April 1, 2005 in Banking

Banking involves many layers of protection, from your own personal account to your banking institution to national security.

There are many aspects to your relationship with your bank that you many not even think about. This chapter will explain the basics of online banking, how to read your monthly bank statement, how banking institutions must comply with the Patriot Act, how you can protect your own privacy by reading “junk” mail from your bank or credit union, what the FDIC will protect and how you can be sure your bank is on solid financial ground.

What can you expect to learn from this chapter:

  • Online banking

    Doing your banking online is a great convenience. But you’ve got to do a little work to set it up. We’ll show you how — and dispel concerns about security.

  • Anatomy of a bank account statement

    Don’t let your monthly bank statement sit unopened. Here’s what to check on the statement and a sample letter you can use when you think there’s a mistake.

  • Patriot Act compliance

    After the Sept. 11, 2001, attack in New York, the U.S. government enacted rules with which banks must comply. Here’s an explanation of how those affect you.

  • Opting out to protect your privacy

    Sometimes throwing away junk mail from your bank, credit card company or credit union means your throwing away your chance to get off junk-mail lists.

  • Protecting your money

    Here’s a rundown of what the Federal Deposit Insurance Corp. and credit unions actually cover.

  • How safe is your bank?

    Bankrate.com’s “Safe & Sound” ratings enable you to check the financial health of your bank.

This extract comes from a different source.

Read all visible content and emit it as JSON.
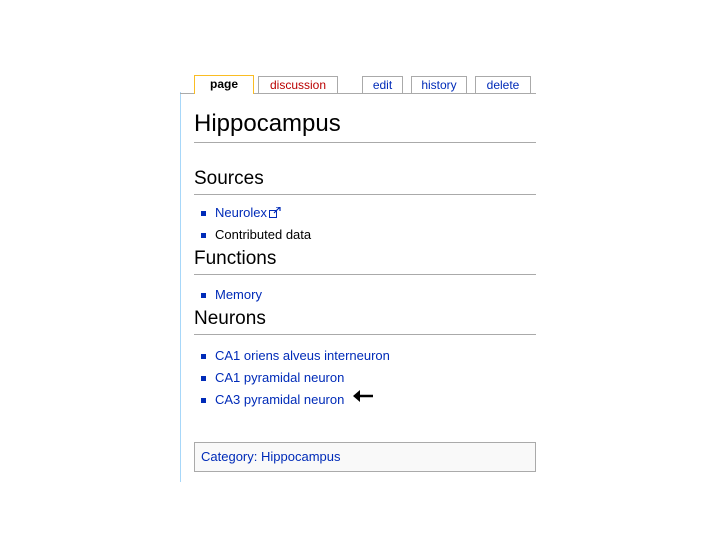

  • Tips for your banking relationship

    Some final ideas to help you enjoy a happy relationship with your bank.